* Work item
Please could you give again the lines from the one holding "Enumerate this screenshot's" through the final line of the data below, exactly, with no other lines?

___ Data records

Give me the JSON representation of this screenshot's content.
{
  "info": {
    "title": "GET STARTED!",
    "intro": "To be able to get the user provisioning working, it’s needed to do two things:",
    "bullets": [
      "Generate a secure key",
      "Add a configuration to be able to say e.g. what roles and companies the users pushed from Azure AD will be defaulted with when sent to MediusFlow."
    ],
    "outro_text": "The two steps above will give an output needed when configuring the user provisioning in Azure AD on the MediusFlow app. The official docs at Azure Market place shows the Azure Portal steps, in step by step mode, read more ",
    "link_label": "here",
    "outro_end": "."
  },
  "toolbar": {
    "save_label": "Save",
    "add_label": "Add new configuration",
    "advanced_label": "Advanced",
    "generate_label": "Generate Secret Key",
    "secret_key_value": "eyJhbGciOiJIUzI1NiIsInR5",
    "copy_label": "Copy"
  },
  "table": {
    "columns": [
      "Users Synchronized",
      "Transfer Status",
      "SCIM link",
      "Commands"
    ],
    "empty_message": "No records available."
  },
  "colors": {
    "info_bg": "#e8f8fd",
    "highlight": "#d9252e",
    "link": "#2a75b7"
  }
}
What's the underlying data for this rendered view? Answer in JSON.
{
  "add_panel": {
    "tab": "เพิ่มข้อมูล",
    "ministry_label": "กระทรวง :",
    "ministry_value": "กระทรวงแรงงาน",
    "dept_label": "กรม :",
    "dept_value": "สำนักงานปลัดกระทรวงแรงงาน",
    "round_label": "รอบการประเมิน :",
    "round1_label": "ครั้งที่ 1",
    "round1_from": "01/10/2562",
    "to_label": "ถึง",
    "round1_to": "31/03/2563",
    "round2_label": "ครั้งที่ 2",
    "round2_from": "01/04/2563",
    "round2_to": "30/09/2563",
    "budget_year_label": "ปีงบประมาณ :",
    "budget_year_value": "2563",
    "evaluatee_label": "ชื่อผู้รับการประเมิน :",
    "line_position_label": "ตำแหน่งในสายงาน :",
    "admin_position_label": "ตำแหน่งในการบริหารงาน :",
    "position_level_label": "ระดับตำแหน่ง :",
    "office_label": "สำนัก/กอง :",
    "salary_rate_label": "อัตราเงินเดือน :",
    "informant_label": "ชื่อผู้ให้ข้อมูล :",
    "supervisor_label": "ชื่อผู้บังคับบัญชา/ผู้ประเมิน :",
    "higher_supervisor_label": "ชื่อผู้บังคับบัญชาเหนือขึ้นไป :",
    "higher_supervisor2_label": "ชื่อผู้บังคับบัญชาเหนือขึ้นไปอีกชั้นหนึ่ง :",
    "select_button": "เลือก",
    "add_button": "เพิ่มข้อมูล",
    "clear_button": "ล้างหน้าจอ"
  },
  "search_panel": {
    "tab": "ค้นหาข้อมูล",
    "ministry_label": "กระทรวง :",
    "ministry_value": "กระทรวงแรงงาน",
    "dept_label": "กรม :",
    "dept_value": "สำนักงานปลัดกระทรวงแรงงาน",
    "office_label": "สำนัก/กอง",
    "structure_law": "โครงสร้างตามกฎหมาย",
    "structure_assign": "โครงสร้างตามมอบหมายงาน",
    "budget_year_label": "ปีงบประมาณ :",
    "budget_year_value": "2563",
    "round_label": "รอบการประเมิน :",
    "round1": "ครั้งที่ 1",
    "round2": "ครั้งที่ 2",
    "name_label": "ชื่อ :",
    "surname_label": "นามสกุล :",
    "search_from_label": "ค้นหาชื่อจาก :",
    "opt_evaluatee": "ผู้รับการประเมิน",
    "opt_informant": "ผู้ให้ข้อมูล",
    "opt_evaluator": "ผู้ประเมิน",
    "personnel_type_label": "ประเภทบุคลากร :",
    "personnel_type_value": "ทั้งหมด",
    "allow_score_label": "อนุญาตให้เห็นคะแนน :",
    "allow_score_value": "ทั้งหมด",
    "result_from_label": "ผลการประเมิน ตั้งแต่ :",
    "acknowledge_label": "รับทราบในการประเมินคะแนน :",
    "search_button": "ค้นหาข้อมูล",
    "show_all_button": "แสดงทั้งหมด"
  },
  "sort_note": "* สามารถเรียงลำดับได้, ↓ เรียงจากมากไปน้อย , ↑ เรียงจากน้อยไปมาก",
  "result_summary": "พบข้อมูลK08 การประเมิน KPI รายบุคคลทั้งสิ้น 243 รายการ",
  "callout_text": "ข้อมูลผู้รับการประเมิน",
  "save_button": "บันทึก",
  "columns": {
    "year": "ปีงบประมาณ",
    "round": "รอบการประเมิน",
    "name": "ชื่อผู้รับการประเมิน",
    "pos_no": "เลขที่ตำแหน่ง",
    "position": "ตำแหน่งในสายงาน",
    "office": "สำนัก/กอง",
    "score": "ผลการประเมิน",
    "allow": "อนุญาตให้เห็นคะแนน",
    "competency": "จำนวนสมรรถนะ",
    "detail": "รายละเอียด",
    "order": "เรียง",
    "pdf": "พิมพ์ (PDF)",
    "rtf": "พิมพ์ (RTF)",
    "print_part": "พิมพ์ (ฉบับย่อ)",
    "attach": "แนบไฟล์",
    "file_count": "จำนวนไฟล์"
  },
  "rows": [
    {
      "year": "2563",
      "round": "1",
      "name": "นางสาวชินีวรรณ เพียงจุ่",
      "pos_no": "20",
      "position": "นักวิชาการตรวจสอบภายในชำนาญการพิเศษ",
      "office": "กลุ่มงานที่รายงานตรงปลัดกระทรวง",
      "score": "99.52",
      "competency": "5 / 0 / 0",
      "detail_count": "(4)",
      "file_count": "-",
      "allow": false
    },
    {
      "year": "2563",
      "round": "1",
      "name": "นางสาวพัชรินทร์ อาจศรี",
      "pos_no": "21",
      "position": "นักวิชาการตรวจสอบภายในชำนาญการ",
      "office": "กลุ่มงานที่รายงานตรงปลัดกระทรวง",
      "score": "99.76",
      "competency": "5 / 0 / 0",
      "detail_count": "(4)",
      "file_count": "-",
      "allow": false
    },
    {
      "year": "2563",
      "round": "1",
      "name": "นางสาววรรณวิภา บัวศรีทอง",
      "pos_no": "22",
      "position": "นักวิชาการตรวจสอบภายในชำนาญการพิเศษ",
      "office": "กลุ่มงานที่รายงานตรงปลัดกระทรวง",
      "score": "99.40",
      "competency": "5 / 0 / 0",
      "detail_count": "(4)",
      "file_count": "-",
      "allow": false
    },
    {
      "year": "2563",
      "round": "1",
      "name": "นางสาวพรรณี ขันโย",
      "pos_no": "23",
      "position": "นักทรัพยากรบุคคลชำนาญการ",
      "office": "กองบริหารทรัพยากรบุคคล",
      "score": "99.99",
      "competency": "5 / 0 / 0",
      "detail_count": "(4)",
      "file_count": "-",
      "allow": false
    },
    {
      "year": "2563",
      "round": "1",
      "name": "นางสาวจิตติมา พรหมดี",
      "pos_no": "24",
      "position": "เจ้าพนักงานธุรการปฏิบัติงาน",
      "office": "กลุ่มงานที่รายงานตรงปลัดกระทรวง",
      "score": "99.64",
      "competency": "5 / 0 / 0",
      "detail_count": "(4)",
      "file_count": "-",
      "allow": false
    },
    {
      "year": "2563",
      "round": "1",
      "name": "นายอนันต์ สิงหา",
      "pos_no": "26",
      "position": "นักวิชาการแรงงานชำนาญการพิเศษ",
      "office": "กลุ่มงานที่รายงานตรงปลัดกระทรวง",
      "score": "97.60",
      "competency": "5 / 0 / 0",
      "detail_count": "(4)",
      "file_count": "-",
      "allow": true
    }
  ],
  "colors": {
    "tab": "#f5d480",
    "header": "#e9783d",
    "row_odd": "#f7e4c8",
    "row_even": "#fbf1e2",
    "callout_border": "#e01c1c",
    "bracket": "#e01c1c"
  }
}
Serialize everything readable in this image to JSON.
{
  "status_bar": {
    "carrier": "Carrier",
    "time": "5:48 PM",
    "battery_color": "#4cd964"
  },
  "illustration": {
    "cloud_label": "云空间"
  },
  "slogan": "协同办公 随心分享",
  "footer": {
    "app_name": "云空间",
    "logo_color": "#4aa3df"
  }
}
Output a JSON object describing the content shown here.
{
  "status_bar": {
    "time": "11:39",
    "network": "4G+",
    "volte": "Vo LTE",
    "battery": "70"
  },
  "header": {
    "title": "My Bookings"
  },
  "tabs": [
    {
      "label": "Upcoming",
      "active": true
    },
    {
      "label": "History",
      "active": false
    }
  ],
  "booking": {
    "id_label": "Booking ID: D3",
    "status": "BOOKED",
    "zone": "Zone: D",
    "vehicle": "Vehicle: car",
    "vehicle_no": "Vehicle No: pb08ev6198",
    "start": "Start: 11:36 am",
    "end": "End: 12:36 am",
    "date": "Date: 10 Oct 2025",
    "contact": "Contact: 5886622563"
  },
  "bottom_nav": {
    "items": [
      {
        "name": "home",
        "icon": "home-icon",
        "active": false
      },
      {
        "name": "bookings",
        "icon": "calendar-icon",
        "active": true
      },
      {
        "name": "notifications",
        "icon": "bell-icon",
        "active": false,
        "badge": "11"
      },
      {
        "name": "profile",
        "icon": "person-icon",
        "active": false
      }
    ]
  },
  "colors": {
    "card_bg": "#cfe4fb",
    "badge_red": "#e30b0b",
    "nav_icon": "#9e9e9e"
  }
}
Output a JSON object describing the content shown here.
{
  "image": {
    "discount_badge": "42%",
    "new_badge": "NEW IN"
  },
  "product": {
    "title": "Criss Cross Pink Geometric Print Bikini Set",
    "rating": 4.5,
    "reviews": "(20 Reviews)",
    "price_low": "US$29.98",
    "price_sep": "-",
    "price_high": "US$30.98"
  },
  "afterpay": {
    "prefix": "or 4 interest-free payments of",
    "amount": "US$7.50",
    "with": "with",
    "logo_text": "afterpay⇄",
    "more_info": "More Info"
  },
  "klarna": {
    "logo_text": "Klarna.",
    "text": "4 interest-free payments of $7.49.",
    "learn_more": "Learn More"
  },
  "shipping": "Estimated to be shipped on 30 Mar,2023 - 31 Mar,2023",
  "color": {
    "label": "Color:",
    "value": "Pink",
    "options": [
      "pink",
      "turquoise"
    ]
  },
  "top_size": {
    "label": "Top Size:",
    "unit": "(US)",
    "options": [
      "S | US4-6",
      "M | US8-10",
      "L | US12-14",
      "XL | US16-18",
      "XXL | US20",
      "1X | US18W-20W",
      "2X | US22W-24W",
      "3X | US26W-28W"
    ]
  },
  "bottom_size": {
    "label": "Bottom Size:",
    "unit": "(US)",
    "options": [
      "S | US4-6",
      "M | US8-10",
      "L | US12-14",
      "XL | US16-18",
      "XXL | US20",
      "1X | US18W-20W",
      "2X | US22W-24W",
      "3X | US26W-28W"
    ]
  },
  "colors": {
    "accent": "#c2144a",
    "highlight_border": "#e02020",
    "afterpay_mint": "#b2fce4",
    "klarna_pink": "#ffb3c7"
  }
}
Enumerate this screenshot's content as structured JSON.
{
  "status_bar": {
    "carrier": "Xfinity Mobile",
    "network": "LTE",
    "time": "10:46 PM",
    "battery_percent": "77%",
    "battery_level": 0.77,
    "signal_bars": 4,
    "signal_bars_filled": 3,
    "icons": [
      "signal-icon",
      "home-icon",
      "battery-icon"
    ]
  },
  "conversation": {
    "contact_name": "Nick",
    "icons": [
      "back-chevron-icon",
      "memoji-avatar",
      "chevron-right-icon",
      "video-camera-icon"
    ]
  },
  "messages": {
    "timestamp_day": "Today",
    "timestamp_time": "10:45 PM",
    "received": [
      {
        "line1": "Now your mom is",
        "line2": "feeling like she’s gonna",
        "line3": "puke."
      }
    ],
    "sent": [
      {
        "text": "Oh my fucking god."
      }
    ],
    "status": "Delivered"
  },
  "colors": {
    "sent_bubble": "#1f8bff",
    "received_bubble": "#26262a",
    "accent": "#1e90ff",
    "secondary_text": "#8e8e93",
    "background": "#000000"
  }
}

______

* Expected output
Enumerate this screenshot's content as structured JSON.
{
  "status_bar": {
    "carrier": "Xfinity Mobile",
    "network": "LTE",
    "time": "10:46 PM",
    "battery_percent": "77%",
    "battery_level": 0.77,
    "signal_bars": 4,
    "signal_bars_filled": 3,
    "icons": [
      "signal-icon",
      "home-icon",
      "battery-icon"
    ]
  },
  "conversation": {
    "contact_name": "Nick",
    "icons": [
      "back-chevron-icon",
      "memoji-avatar",
      "chevron-right-icon",
      "video-camera-icon"
    ]
  },
  "messages": {
    "timestamp_day": "Today",
    "timestamp_time": "10:45 PM",
    "received": [
      {
        "line1": "Now your mom is",
        "line2": "feeling like she’s gonna",
        "line3": "puke."
      }
    ],
    "sent": [
      {
        "text": "Oh my fucking god."
      }
    ],
    "status": "Delivered"
  },
  "colors": {
    "sent_bubble": "#1f8bff",
    "received_bubble": "#26262a",
    "accent": "#1e90ff",
    "secondary_text": "#8e8e93",
    "background": "#000000"
  }
}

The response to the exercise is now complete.